I was thinking to actually share one particular example of a joint customer of Amity and Wootric that has put a lot of these tips into place quite well. It’s been an interesting evolution to watch this customer overtime because as you know when it first began they were just doing a very straightforward in-app NPS program. At the time they didn’t even have a success platform, it really just was about wanting to start doing the NPS process early, wanting to focus on the customers, getting their feet wet and collecting this feedback from their user base. And then as time evolved, and it grew, they also got a robust customer success platform and had set up an active Salesforce instance. And then they thought about how to make this program more effective. And one big piece was how to get that data so that my team can be smarter about setting up responses to them and managing the feedback flow; more specifically they needed this data into Amity and in Salesforce. Also some of their customers were not using the product as much, but the CSM had that relationship with the customer through Amity so they built separate email campaigns that could be triggered through Amity to actually ensure that buyers are not being reached in-app but they are being reached in their inboxes from their CSM based off of milestones in the journey for that customer. This program has now evolved to incorporating multichannel. They’re reaching out to every customer. At the beginning, I even mentioned it NPS is not the only metric you can think about. This team has also pinpointed CSAT as something they wanted to bring into the journey. And so all of a sudden now there’s some additional color that they’re getting from different touch points for the onboarding like CSAT. And that helps to preempt their NPS scoring. I love that example because I thought it was a reflection of how to bring a number of these tips to life to set up a structure that’s sustainable and that really has helped them to get closer to customers using the most rigorous and also automated method that they can. And it has elevated the way that they are able to communicate back to customers and leverage that feedback to drive better results for themselves.

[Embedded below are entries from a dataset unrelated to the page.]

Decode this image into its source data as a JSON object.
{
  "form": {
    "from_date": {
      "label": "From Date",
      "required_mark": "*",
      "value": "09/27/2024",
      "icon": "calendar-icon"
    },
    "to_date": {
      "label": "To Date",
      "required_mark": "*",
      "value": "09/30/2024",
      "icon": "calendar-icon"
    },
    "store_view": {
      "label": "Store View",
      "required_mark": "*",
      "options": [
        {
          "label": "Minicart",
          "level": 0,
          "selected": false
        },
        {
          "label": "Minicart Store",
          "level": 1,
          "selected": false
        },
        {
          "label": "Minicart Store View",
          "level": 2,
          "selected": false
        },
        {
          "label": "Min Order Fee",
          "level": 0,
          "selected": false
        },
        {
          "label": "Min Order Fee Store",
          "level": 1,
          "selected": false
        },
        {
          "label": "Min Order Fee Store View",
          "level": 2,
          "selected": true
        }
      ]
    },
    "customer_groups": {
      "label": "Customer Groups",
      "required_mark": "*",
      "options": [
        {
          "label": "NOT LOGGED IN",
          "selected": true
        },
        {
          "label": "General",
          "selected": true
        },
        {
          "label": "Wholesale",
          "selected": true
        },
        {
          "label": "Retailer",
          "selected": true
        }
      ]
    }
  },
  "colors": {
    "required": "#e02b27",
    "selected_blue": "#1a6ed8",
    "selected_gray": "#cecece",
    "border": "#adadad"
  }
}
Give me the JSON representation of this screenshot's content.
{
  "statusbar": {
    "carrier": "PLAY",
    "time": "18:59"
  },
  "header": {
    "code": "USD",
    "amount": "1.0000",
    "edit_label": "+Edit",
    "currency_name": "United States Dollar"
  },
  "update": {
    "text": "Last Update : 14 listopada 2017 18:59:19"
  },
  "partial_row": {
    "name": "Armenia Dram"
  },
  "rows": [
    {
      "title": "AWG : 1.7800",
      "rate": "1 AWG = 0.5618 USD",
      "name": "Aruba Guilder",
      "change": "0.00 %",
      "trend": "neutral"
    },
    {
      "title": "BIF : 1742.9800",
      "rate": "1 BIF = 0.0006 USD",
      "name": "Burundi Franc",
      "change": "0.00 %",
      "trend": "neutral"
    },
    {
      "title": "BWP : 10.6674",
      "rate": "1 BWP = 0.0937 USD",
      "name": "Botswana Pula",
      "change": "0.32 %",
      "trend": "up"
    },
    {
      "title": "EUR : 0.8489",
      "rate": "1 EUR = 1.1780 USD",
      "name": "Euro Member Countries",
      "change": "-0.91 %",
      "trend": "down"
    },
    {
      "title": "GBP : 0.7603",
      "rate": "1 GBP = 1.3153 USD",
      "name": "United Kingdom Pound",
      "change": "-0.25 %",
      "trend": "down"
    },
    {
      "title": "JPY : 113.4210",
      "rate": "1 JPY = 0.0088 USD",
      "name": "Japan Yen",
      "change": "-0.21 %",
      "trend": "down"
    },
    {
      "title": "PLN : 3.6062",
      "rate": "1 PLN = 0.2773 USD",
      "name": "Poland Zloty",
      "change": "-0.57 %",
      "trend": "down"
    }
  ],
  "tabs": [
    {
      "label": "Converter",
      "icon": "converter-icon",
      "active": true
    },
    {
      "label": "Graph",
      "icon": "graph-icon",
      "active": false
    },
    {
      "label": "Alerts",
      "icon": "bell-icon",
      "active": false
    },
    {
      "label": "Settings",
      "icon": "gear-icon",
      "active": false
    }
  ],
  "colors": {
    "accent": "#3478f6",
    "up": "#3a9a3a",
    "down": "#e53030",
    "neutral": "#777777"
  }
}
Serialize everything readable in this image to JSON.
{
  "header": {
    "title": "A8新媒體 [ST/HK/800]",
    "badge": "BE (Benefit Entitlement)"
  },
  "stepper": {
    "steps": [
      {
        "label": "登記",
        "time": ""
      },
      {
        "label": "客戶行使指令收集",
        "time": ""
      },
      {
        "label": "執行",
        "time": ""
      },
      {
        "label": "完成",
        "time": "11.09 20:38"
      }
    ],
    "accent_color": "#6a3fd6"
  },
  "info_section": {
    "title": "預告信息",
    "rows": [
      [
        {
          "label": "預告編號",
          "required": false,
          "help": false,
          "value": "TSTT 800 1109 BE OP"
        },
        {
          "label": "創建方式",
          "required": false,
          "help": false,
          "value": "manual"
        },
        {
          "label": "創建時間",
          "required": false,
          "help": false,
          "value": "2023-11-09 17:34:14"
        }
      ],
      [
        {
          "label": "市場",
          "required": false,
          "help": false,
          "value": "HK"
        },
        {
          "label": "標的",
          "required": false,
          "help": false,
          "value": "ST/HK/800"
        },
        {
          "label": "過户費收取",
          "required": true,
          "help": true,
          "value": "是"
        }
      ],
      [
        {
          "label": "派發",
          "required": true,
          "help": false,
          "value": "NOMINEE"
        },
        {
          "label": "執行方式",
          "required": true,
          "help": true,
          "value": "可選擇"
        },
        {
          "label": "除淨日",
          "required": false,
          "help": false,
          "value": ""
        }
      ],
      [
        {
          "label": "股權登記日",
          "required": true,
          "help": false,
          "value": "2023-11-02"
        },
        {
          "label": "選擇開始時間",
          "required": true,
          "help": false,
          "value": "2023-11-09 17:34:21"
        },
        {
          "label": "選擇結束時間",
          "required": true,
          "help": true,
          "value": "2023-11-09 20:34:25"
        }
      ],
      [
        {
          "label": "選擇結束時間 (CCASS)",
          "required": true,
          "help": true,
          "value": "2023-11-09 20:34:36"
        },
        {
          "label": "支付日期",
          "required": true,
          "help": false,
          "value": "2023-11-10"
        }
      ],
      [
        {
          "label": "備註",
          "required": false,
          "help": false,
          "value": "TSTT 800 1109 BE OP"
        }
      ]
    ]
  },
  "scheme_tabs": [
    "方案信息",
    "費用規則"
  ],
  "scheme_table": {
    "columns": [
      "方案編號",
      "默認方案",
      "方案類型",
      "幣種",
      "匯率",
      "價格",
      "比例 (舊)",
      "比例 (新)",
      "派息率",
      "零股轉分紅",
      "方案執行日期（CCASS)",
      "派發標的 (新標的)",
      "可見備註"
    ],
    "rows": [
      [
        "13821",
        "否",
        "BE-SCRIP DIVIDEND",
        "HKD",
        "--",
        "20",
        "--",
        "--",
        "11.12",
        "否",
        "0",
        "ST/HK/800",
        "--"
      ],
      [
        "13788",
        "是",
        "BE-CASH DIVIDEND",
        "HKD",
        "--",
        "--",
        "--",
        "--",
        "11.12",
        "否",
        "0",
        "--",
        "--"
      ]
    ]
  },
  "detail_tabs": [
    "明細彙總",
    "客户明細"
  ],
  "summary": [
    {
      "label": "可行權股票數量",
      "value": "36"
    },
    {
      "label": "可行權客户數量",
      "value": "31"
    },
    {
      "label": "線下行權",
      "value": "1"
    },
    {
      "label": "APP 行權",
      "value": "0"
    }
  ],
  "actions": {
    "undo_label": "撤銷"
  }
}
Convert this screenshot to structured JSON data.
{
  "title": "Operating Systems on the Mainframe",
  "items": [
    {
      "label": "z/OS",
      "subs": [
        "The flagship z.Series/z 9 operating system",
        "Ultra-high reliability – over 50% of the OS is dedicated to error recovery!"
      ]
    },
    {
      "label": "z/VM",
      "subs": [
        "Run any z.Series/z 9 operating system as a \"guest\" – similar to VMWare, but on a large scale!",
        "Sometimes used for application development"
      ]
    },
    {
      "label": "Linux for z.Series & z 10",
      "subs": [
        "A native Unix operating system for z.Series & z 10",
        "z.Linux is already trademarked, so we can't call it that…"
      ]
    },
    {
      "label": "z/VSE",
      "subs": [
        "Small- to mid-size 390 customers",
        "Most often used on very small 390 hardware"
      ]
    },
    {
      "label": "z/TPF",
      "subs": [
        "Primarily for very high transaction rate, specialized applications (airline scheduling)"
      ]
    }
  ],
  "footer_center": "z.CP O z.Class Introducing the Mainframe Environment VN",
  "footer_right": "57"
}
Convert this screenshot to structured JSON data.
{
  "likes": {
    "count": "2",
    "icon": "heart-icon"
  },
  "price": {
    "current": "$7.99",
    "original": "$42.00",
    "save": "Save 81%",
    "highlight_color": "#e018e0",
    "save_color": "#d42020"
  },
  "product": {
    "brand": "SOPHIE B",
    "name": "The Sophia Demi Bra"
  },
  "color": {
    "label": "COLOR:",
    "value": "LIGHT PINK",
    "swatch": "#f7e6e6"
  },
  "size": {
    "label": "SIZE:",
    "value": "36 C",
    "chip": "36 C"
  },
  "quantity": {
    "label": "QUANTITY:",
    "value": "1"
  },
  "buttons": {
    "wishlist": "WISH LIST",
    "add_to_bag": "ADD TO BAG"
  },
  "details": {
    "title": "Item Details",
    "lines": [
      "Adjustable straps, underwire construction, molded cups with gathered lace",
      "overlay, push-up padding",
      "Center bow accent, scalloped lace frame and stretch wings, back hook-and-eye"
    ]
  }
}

So integrations are powerful, channels are powerful and you know the NPS process is something that I think will continue to evolve and continue to come up with new tips and tricks. I hope they can be useful to this audience. That’s what I have to share with you today. At the end of the day I just want to say like none of this has to be complex and I hope that as I am talking about these things. It doesn’t appear to be complex. There are streamlined solutions available to make all of these different tips accessible and if we can achieve these three things as customer success that we are perceived, as companies, to being very committed to our customers that we hear from all of them and that we are able to help our customers understand how their feedback improves the experiences that we’re providing then we really are supercharging customer success. So thank you very much for the time.
For the Q&As, check out the video above!